Toward the end of your letter, you refer to THC as “one of the most harmful poisons” in dope [sic]. Poisons. One of them. Plural. Poisons kill living things. They induce extreme illness. Nothing in cannabis kills people or comes near it. That is irrefutable science.
Of course, there are metaphors, but as a professional writer and copy editor, I suggest you revise your sentence if you meant metaphorical poison—right now, it just looks like a language-based scare tactic and a lie.
P.S. I noticed that you advocate for veterans—thank you. I’m not one but I love many. I’ve poured their drinks behind south suburban bars off and on for much of my adult life, and I’ve had the privilege to interview them on their experiences in combat. My paternal grandfather designed torpedoes for the Navy. The maternal one was a Marine. My only uncle served over 20 incredible years in the U.S. Air Force (we joke that he has top secret clearance and knows things—but the truth is he travels the world installing and instructing the military on software upgrades to fighter jets and that’s in his retirement), and I recently congratulated one of my little brothers on becoming a Reservist. He’s a nurse anesthetist who wants to provide his expertise and service to wounded soldiers. I’m as fierce about the military as I am about unions (the men in my family who weren’t soldiers were union workers, and one was both, but I digress).

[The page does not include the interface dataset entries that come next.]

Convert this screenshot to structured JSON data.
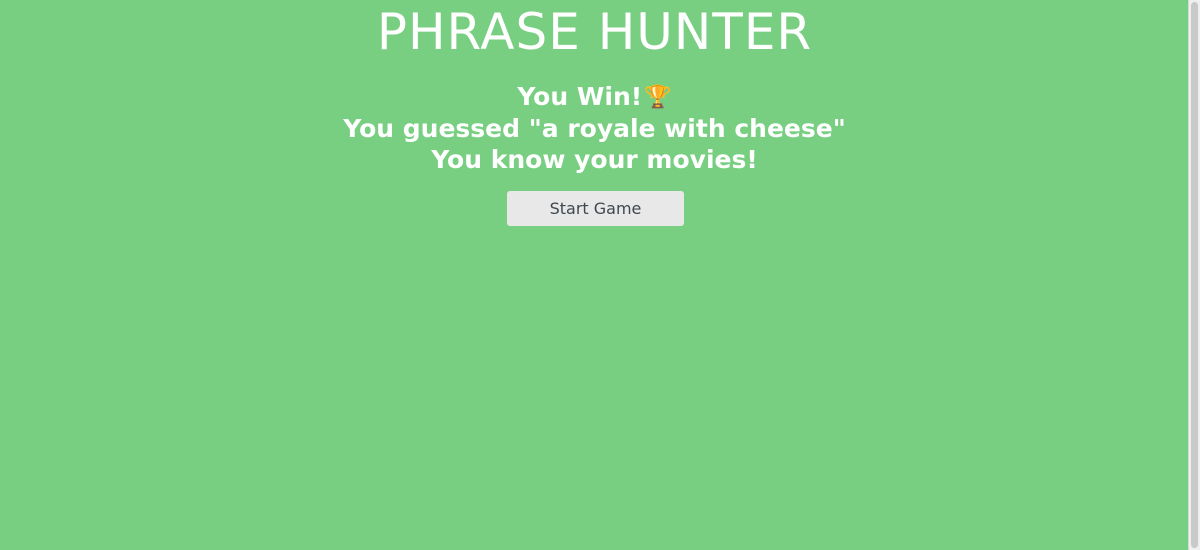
{
  "game": {
    "title": "PHRASE HUNTER"
  },
  "result": {
    "win_text": "You Win!",
    "trophy_icon": "🏆",
    "guessed_text": "You guessed \"a royale with cheese\"",
    "praise_text": "You know your movies!"
  },
  "controls": {
    "start_button_label": "Start Game"
  },
  "colors": {
    "background": "#78cf82",
    "text": "#ffffff",
    "button_background": "#e8e8e8",
    "button_text": "#3f4750"
  },
  "icons": {
    "trophy": "trophy-icon"
  }
}
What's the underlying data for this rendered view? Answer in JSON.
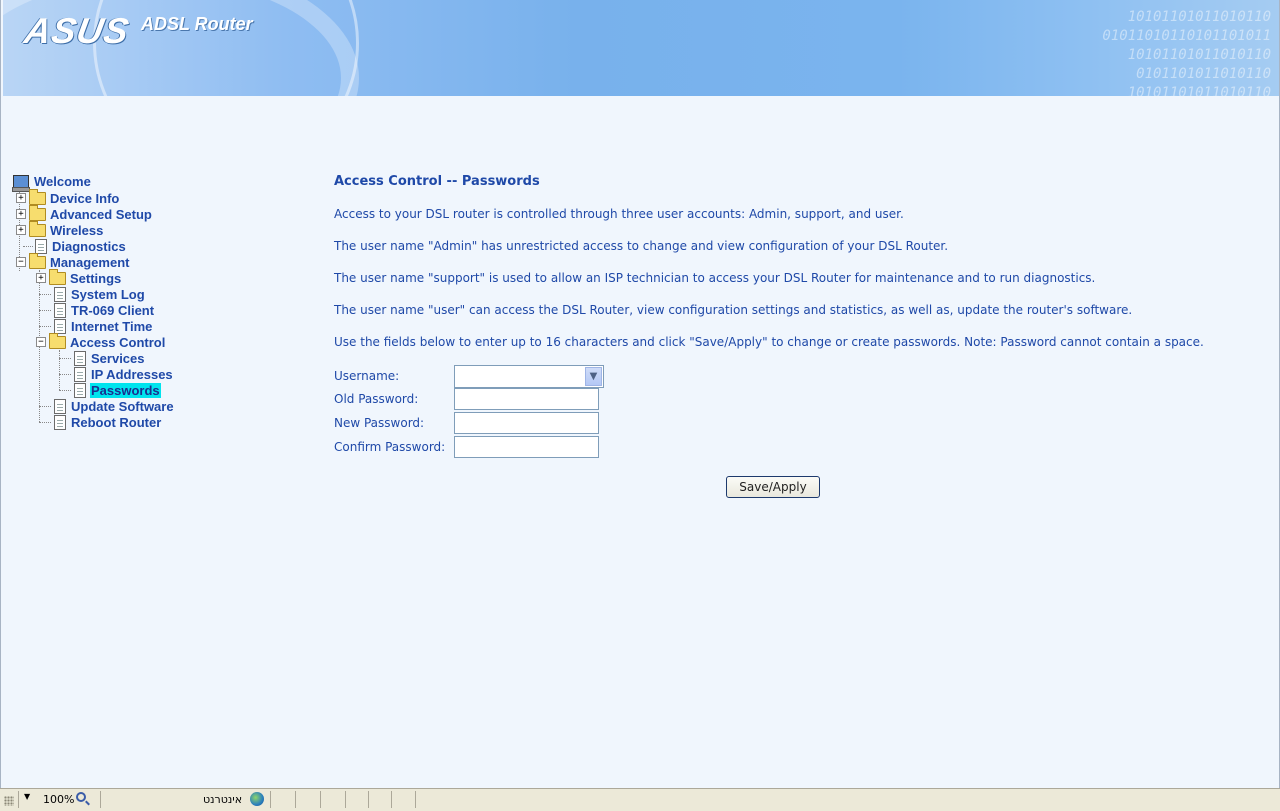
{
  "header": {
    "logo_text": "ASUS",
    "product": "ADSL Router"
  },
  "tree": {
    "welcome": "Welcome",
    "device_info": "Device Info",
    "advanced_setup": "Advanced Setup",
    "wireless": "Wireless",
    "diagnostics": "Diagnostics",
    "management": "Management",
    "settings": "Settings",
    "system_log": "System Log",
    "tr069": "TR-069 Client",
    "internet_time": "Internet Time",
    "access_control": "Access Control",
    "services": "Services",
    "ip_addresses": "IP Addresses",
    "passwords": "Passwords",
    "update_software": "Update Software",
    "reboot_router": "Reboot Router",
    "expand_glyph": "+",
    "collapse_glyph": "−"
  },
  "main": {
    "title": "Access Control -- Passwords",
    "paragraphs": [
      "Access to your DSL router is controlled through three user accounts: Admin, support, and user.",
      "The user name \"Admin\" has unrestricted access to change and view configuration of your DSL Router.",
      "The user name \"support\" is used to allow an ISP technician to access your DSL Router for maintenance and to run diagnostics.",
      "The user name \"user\" can access the DSL Router, view configuration settings and statistics, as well as, update the router's software.",
      "Use the fields below to enter up to 16 characters and click \"Save/Apply\" to change or create passwords. Note: Password cannot contain a space."
    ],
    "form": {
      "username_label": "Username:",
      "username_value": "",
      "old_password_label": "Old Password:",
      "new_password_label": "New Password:",
      "confirm_password_label": "Confirm Password:",
      "save_label": "Save/Apply"
    }
  },
  "status_bar": {
    "zoom": "100%",
    "zone": "אינטרנט"
  },
  "colors": {
    "link": "#1f49a8",
    "selected_bg": "#00e4ee",
    "page_bg": "#f0f6fd"
  }
}
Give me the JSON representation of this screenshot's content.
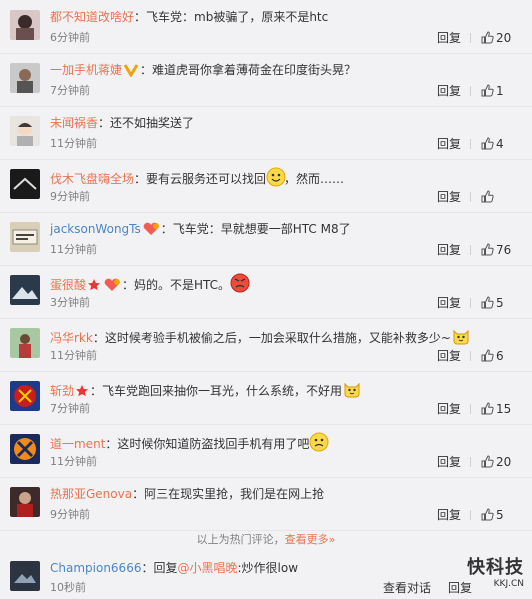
{
  "comments": [
    {
      "name": "都不知道改啥好",
      "text": "：飞车党：mb被骗了，原来不是htc",
      "time": "6分钟前",
      "reply": "回复",
      "likes": "20"
    },
    {
      "name": "一加手机蒋婕",
      "text": "：难道虎哥你拿着薄荷金在印度街头晃？",
      "time": "7分钟前",
      "reply": "回复",
      "likes": "1"
    },
    {
      "name": "未闻祸香",
      "text": "：还不如抽奖送了",
      "time": "11分钟前",
      "reply": "回复",
      "likes": "4"
    },
    {
      "name": "伐木飞盘嗨全场",
      "text_a": "：要有云服务还可以找回",
      "text_b": "，然而……",
      "time": "9分钟前",
      "reply": "回复",
      "likes": ""
    },
    {
      "name": "jacksonWongTs",
      "text": "：飞车党：早就想要一部HTC M8了",
      "time": "11分钟前",
      "reply": "回复",
      "likes": "76"
    },
    {
      "name": "蛋很酸",
      "text": "：妈的。不是HTC。",
      "time": "3分钟前",
      "reply": "回复",
      "likes": "5"
    },
    {
      "name": "冯华rkk",
      "text": "：这时候考验手机被偷之后，一加会采取什么措施，又能补救多少~",
      "time": "11分钟前",
      "reply": "回复",
      "likes": "6"
    },
    {
      "name": "斩劲",
      "text": "：飞车党跑回来抽你一耳光，什么系统，不好用",
      "time": "7分钟前",
      "reply": "回复",
      "likes": "15"
    },
    {
      "name": "道一ment",
      "text": "：这时候你知道防盗找回手机有用了吧",
      "time": "11分钟前",
      "reply": "回复",
      "likes": "20"
    },
    {
      "name": "热那亚Genova",
      "text": "：阿三在现实里抢，我们是在网上抢",
      "time": "9分钟前",
      "reply": "回复",
      "likes": "5"
    }
  ],
  "hot_tip": {
    "text": "以上为热门评论，",
    "more": "查看更多»"
  },
  "last": {
    "name": "Champion6666",
    "text_a": "：回复",
    "mention": "@小黑唱晚",
    "text_b": ":炒作很low",
    "time": "10秒前",
    "view": "查看对话",
    "reply": "回复"
  },
  "watermark": {
    "title": "快科技",
    "url": "KKJ.CN"
  }
}
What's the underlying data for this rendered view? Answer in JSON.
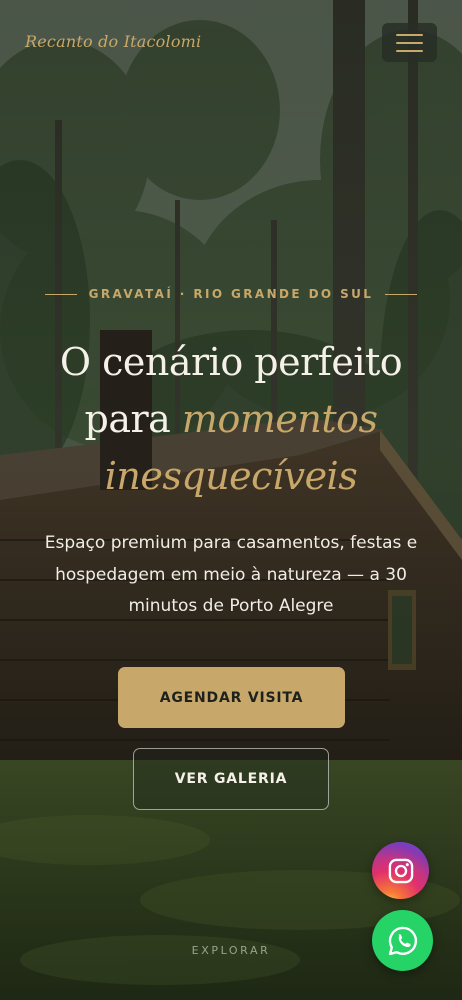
{
  "header": {
    "brand": "Recanto do Itacolomi",
    "menu_icon": "hamburger-icon"
  },
  "hero": {
    "kicker": "GRAVATAÍ · RIO GRANDE DO SUL",
    "headline_line1": "O cenário perfeito",
    "headline_line2_plain": "para",
    "headline_line2_accent": "momentos",
    "headline_line3_accent": "inesquecíveis",
    "subtitle": "Espaço premium para casamentos, festas e hospedagem em meio à natureza — a 30 minutos de Porto Alegre",
    "primary_cta": "AGENDAR VISITA",
    "secondary_cta": "VER GALERIA",
    "scroll_hint": "EXPLORAR"
  },
  "floating": {
    "instagram_icon": "instagram-icon",
    "whatsapp_icon": "whatsapp-icon"
  },
  "colors": {
    "accent": "#c8a86a",
    "text_light": "#f5f1e8",
    "whatsapp": "#25d366"
  }
}
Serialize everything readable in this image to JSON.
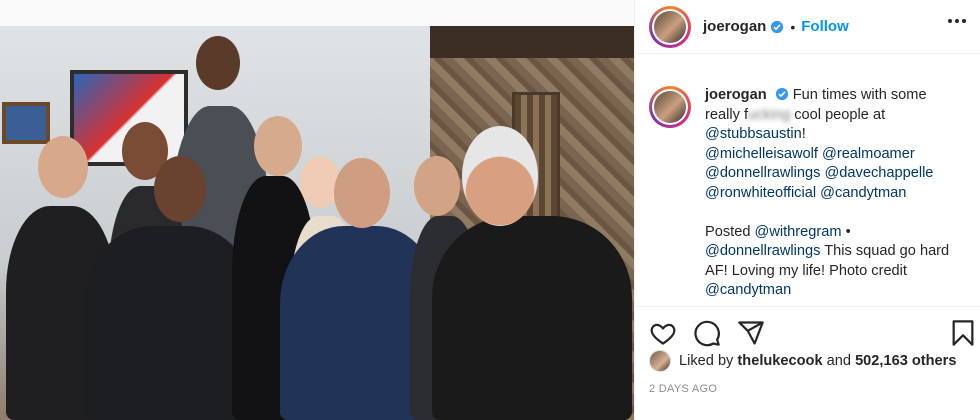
{
  "post": {
    "username": "joerogan",
    "follow_label": "Follow",
    "caption": {
      "username": "joerogan",
      "text_before_blur": "Fun times with some really",
      "blurred_start": "f",
      "blurred_word": "ucking",
      "text_after_blur": " cool people at ",
      "tags_line1": [
        "@stubbsaustin",
        "!"
      ],
      "mentions": [
        "@michelleisawolf",
        "@realmoamer",
        "@donnellrawlings",
        "@davechappelle",
        "@ronwhiteofficial",
        "@candytman"
      ],
      "posted_label": "Posted",
      "posted_by": "@withregram",
      "posted_sep": "•",
      "posted_mention": "@donnellrawlings",
      "posted_text": "This squad go hard AF! Loving my life! Photo credit",
      "credit": "@candytman",
      "age": "2d"
    },
    "likes": {
      "prefix": "Liked by",
      "liker": "thelukecook",
      "connector": "and",
      "count": "502,163 others"
    },
    "date": "2 DAYS AGO"
  },
  "icons": [
    "verified-badge-icon",
    "more-options-icon",
    "heart-icon",
    "comment-icon",
    "share-icon",
    "bookmark-icon"
  ],
  "colors": {
    "follow": "#0095f6",
    "mention": "#00376b",
    "muted": "#8e8e8e",
    "verified": "#3897f0"
  }
}
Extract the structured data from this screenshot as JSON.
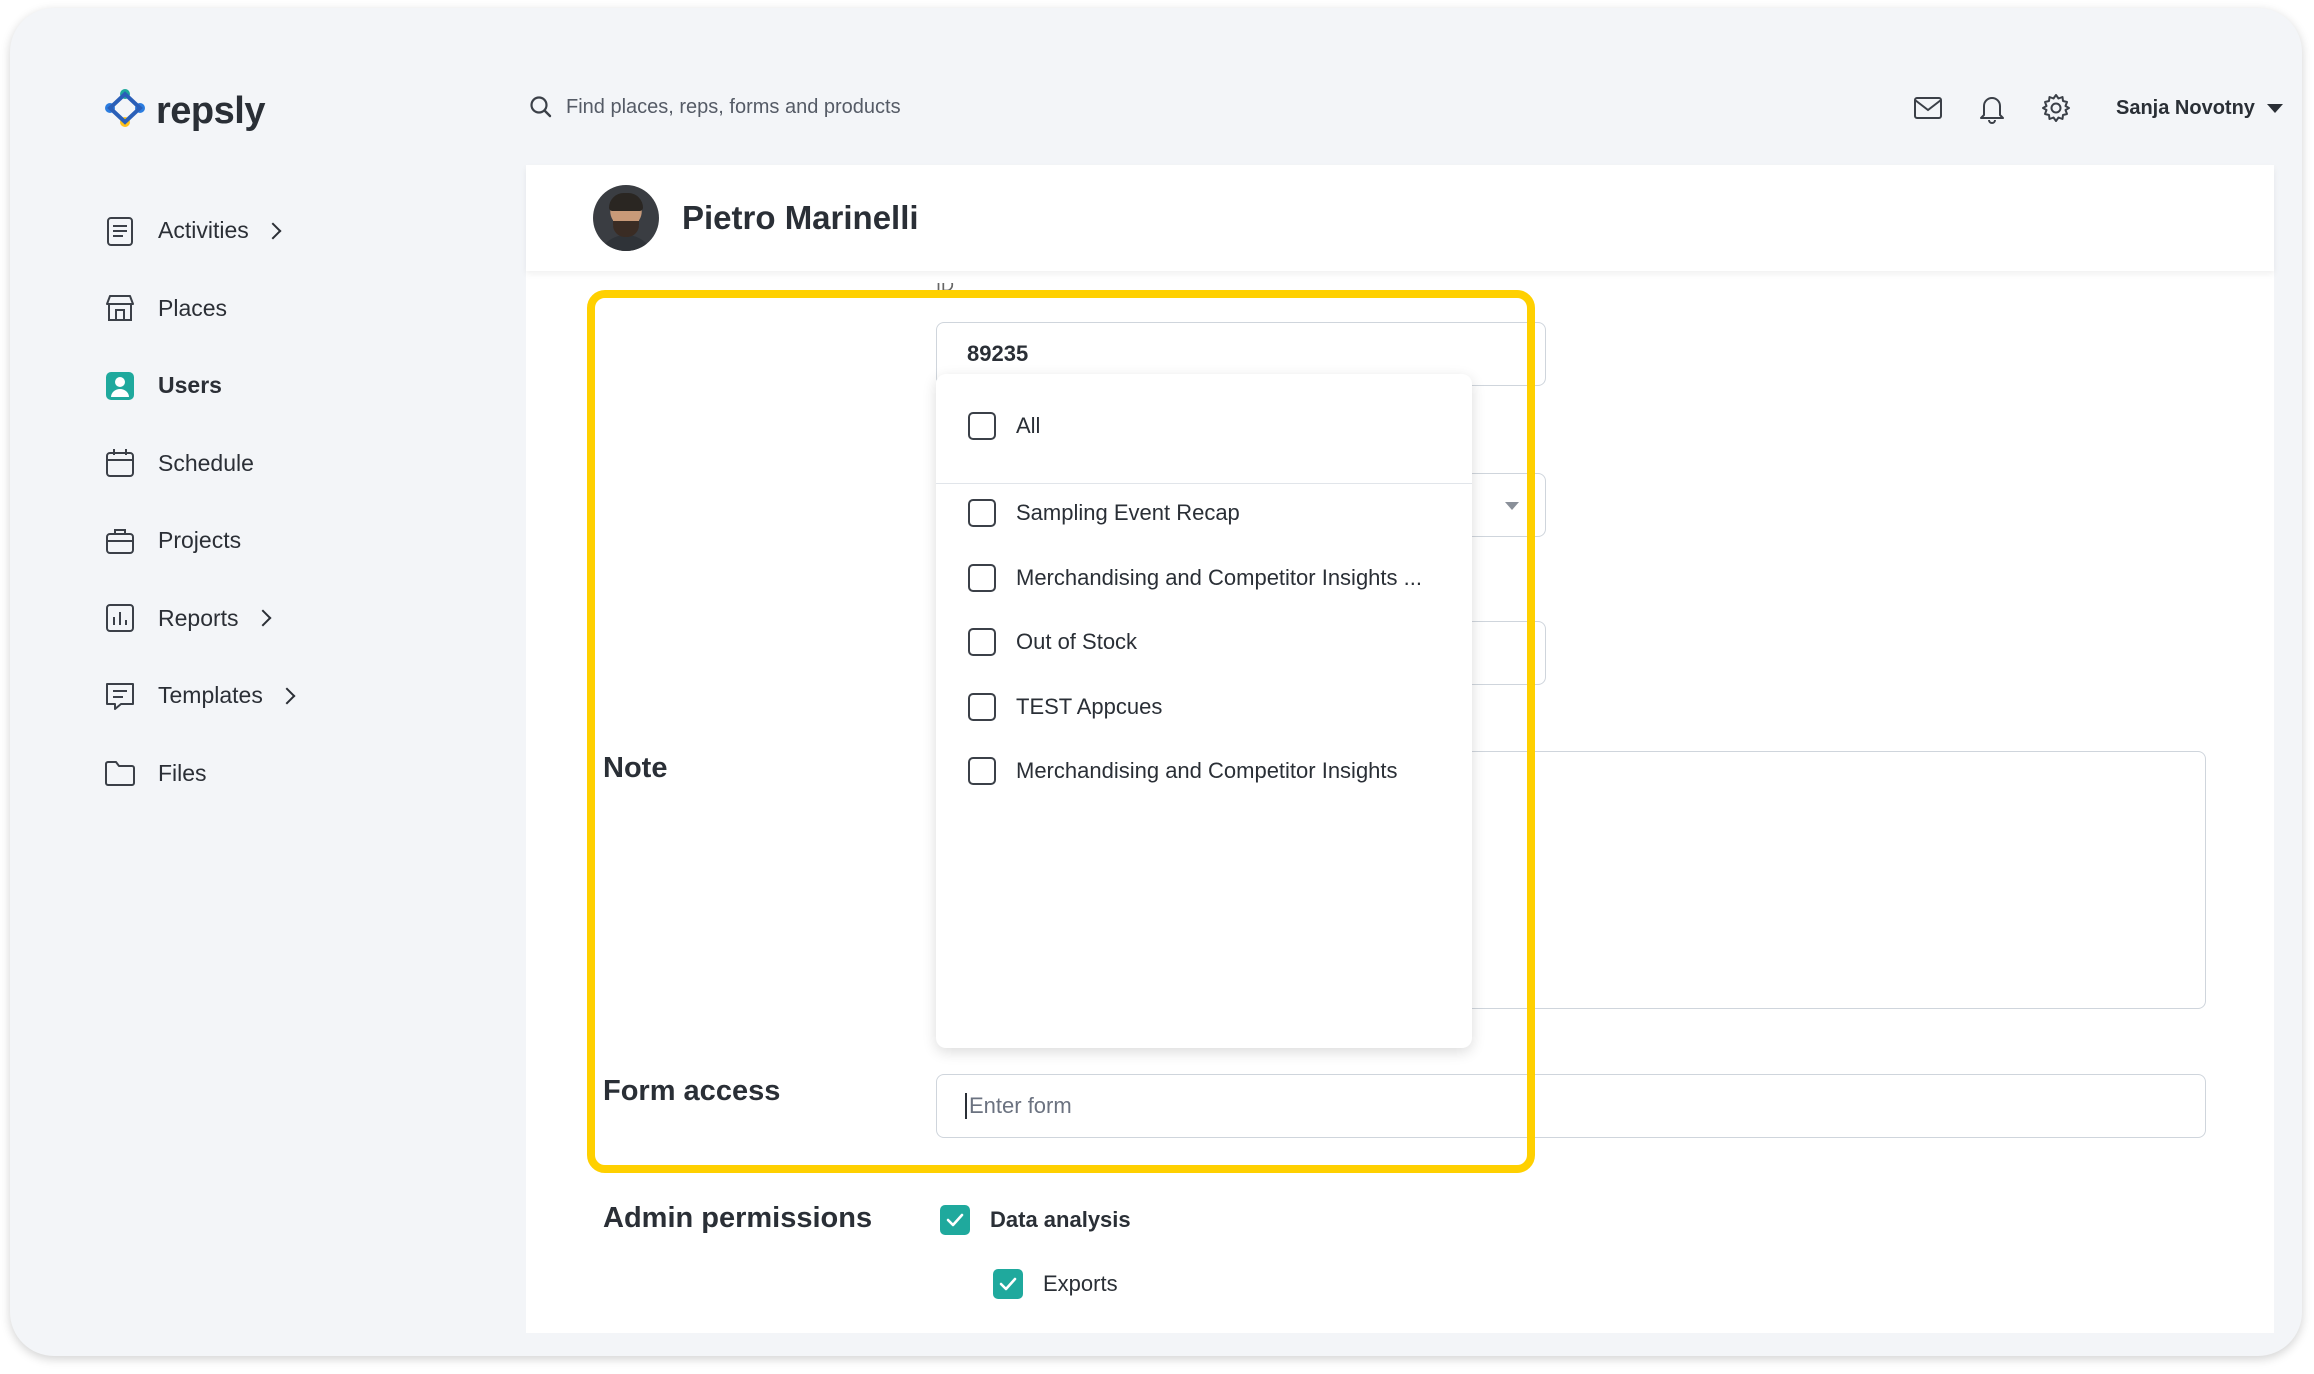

These veterans you and I care for have been through hell. The tie between PTSD and veteran suicides is undeniable. Here is a link to the FY18 IDPH report on the State’s medical cannabis pilot program. Spoiler: PTSD is the top-qualifying condition, and veteran applications have increased nearly five-fold over the course of the pilot program. I urge you to consider veterans when you vote on legislation on cannabis, recreational or otherwise.